What you should do ::
Given the listing below, reproduce all of it exactly.

Records for the exercise ::
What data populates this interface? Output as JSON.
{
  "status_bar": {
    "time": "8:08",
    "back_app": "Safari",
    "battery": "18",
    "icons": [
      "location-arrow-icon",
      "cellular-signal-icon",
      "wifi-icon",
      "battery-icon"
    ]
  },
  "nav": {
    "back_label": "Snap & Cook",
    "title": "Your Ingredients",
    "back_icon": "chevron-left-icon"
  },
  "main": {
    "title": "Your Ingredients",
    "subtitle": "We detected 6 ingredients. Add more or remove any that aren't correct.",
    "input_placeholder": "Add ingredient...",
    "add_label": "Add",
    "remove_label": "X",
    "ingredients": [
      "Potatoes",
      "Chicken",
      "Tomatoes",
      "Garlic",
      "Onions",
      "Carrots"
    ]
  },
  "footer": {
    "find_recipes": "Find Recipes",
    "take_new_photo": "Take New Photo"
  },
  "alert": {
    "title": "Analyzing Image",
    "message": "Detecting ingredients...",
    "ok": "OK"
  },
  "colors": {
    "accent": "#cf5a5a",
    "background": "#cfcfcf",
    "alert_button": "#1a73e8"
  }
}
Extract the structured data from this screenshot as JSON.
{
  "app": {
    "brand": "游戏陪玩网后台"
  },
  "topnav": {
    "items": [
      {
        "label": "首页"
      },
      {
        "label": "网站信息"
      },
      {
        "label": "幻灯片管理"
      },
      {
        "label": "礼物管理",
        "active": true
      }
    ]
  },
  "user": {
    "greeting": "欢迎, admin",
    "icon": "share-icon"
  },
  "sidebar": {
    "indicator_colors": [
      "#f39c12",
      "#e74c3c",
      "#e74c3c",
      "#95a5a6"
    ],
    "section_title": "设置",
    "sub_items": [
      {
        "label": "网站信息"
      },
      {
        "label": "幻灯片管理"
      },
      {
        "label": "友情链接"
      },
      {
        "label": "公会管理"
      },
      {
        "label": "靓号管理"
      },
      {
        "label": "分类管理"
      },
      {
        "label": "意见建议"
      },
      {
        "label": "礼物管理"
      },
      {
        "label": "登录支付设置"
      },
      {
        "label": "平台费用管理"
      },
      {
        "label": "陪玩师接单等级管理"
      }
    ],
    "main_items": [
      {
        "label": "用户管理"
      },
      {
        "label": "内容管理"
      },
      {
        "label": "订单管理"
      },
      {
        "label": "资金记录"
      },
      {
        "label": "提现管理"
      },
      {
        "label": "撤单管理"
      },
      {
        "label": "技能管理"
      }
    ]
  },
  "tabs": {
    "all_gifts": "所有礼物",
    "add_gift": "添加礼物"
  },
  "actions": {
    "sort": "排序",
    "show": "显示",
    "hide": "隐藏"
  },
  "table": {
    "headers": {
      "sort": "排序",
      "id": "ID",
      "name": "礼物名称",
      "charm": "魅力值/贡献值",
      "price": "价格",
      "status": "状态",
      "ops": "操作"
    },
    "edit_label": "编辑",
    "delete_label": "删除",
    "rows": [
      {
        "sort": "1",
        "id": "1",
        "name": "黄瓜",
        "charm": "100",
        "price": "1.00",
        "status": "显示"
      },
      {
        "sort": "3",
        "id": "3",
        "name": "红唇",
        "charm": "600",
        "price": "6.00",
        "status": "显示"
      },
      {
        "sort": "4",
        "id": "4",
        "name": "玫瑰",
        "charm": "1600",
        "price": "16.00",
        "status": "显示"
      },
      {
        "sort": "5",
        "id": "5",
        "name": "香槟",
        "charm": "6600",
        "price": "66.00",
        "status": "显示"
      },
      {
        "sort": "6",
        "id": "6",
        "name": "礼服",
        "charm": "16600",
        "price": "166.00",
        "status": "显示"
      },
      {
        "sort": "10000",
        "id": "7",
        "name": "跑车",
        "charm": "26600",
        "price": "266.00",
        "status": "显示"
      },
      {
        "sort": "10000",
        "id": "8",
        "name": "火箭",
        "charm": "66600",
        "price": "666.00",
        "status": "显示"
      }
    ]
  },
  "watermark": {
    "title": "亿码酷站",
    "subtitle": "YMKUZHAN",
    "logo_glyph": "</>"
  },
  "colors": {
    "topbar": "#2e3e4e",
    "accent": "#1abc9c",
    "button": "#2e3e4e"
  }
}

Your solution ::
What data populates this interface? Output as JSON.
{
  "status_bar": {
    "time": "8:08",
    "back_app": "Safari",
    "battery": "18",
    "icons": [
      "location-arrow-icon",
      "cellular-signal-icon",
      "wifi-icon",
      "battery-icon"
    ]
  },
  "nav": {
    "back_label": "Snap & Cook",
    "title": "Your Ingredients",
    "back_icon": "chevron-left-icon"
  },
  "main": {
    "title": "Your Ingredients",
    "subtitle": "We detected 6 ingredients. Add more or remove any that aren't correct.",
    "input_placeholder": "Add ingredient...",
    "add_label": "Add",
    "remove_label": "X",
    "ingredients": [
      "Potatoes",
      "Chicken",
      "Tomatoes",
      "Garlic",
      "Onions",
      "Carrots"
    ]
  },
  "footer": {
    "find_recipes": "Find Recipes",
    "take_new_photo": "Take New Photo"
  },
  "alert": {
    "title": "Analyzing Image",
    "message": "Detecting ingredients...",
    "ok": "OK"
  },
  "colors": {
    "accent": "#cf5a5a",
    "background": "#cfcfcf",
    "alert_button": "#1a73e8"
  }
}
Extract the structured data from this screenshot as JSON.
{
  "app": {
    "brand": "游戏陪玩网后台"
  },
  "topnav": {
    "items": [
      {
        "label": "首页"
      },
      {
        "label": "网站信息"
      },
      {
        "label": "幻灯片管理"
      },
      {
        "label": "礼物管理",
        "active": true
      }
    ]
  },
  "user": {
    "greeting": "欢迎, admin",
    "icon": "share-icon"
  },
  "sidebar": {
    "indicator_colors": [
      "#f39c12",
      "#e74c3c",
      "#e74c3c",
      "#95a5a6"
    ],
    "section_title": "设置",
    "sub_items": [
      {
        "label": "网站信息"
      },
      {
        "label": "幻灯片管理"
      },
      {
        "label": "友情链接"
      },
      {
        "label": "公会管理"
      },
      {
        "label": "靓号管理"
      },
      {
        "label": "分类管理"
      },
      {
        "label": "意见建议"
      },
      {
        "label": "礼物管理"
      },
      {
        "label": "登录支付设置"
      },
      {
        "label": "平台费用管理"
      },
      {
        "label": "陪玩师接单等级管理"
      }
    ],
    "main_items": [
      {
        "label": "用户管理"
      },
      {
        "label": "内容管理"
      },
      {
        "label": "订单管理"
      },
      {
        "label": "资金记录"
      },
      {
        "label": "提现管理"
      },
      {
        "label": "撤单管理"
      },
      {
        "label": "技能管理"
      }
    ]
  },
  "tabs": {
    "all_gifts": "所有礼物",
    "add_gift": "添加礼物"
  },
  "actions": {
    "sort": "排序",
    "show": "显示",
    "hide": "隐藏"
  },
  "table": {
    "headers": {
      "sort": "排序",
      "id": "ID",
      "name": "礼物名称",
      "charm": "魅力值/贡献值",
      "price": "价格",
      "status": "状态",
      "ops": "操作"
    },
    "edit_label": "编辑",
    "delete_label": "删除",
    "rows": [
      {
        "sort": "1",
        "id": "1",
        "name": "黄瓜",
        "charm": "100",
        "price": "1.00",
        "status": "显示"
      },
      {
        "sort": "3",
        "id": "3",
        "name": "红唇",
        "charm": "600",
        "price": "6.00",
        "status": "显示"
      },
      {
        "sort": "4",
        "id": "4",
        "name": "玫瑰",
        "charm": "1600",
        "price": "16.00",
        "status": "显示"
      },
      {
        "sort": "5",
        "id": "5",
        "name": "香槟",
        "charm": "6600",
        "price": "66.00",
        "status": "显示"
      },
      {
        "sort": "6",
        "id": "6",
        "name": "礼服",
        "charm": "16600",
        "price": "166.00",
        "status": "显示"
      },
      {
        "sort": "10000",
        "id": "7",
        "name": "跑车",
        "charm": "26600",
        "price": "266.00",
        "status": "显示"
      },
      {
        "sort": "10000",
        "id": "8",
        "name": "火箭",
        "charm": "66600",
        "price": "666.00",
        "status": "显示"
      }
    ]
  },
  "watermark": {
    "title": "亿码酷站",
    "subtitle": "YMKUZHAN",
    "logo_glyph": "</>"
  },
  "colors": {
    "topbar": "#2e3e4e",
    "accent": "#1abc9c",
    "button": "#2e3e4e"
  }
}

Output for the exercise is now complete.